→ Problem
Going line by line through the records below, count those containing the word "JSON", then give only the count.

→ Given entries
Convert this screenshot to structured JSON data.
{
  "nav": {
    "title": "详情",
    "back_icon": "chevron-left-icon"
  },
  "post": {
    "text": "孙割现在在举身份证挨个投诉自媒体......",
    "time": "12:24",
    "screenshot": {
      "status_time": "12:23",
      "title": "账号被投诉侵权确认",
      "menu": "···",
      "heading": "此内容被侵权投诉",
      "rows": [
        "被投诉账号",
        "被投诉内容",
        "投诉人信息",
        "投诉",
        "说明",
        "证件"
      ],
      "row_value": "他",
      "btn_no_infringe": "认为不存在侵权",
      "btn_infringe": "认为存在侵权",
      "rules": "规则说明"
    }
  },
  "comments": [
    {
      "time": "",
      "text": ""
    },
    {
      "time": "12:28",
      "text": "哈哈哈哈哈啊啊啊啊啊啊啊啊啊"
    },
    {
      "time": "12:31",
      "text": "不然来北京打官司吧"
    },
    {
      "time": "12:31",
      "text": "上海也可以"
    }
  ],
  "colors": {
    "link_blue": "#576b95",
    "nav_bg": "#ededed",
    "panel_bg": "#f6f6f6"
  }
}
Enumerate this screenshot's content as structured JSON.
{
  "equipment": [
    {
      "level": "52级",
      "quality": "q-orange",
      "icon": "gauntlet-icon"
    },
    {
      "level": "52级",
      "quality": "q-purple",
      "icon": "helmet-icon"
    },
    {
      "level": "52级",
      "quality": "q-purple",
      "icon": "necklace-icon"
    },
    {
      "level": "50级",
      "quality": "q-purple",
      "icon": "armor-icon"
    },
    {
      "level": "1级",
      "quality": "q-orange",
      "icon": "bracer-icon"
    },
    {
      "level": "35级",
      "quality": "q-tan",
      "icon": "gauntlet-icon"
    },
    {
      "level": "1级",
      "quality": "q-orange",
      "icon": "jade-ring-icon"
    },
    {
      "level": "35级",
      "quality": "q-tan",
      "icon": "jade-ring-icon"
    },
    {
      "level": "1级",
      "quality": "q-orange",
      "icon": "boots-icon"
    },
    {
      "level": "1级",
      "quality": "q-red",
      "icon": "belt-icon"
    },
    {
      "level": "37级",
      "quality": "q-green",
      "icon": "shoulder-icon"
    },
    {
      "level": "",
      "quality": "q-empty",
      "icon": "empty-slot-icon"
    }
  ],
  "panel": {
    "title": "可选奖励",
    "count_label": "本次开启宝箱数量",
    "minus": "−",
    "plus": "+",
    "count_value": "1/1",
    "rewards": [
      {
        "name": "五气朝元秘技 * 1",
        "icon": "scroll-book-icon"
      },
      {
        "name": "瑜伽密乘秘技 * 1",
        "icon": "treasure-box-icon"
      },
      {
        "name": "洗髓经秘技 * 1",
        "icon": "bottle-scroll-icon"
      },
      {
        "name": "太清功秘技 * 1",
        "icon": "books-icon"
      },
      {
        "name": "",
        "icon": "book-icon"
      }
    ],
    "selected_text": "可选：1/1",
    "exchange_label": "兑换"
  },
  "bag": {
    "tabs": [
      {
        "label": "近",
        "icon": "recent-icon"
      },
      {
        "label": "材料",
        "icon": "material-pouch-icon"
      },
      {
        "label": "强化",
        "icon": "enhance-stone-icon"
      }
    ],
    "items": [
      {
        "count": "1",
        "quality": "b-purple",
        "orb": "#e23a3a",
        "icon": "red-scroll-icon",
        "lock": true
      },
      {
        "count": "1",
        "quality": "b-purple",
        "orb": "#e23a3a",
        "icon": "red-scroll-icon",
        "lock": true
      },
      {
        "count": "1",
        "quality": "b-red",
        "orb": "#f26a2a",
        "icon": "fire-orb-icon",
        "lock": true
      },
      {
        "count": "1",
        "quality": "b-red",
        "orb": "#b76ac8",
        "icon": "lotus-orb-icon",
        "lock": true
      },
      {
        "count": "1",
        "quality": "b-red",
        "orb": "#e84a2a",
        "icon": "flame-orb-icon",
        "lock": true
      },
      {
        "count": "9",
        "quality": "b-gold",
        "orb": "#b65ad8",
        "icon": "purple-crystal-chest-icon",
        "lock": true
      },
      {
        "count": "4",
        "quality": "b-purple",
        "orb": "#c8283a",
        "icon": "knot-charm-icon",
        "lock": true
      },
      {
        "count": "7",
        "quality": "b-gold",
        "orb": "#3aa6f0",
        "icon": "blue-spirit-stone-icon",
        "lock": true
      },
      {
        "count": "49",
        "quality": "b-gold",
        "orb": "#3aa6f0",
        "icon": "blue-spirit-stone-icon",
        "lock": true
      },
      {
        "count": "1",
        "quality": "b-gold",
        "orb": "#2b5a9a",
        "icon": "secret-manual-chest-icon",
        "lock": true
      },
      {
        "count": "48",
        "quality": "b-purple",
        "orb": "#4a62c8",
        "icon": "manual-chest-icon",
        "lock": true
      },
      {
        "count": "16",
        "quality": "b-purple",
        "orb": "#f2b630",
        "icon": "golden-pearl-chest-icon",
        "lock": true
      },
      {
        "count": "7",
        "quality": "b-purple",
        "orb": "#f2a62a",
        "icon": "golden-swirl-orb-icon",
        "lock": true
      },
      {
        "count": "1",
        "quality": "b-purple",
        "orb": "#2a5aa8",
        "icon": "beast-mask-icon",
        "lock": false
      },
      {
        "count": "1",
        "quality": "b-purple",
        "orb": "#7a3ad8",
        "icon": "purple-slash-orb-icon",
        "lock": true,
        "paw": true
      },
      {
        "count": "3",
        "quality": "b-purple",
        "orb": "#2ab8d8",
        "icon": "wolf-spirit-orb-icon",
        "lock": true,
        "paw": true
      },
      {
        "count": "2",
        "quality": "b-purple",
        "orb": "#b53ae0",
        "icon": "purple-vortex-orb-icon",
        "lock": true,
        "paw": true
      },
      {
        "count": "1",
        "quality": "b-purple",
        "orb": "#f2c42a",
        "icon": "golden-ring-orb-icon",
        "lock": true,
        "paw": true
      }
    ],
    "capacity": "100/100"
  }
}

→ Problem solution
2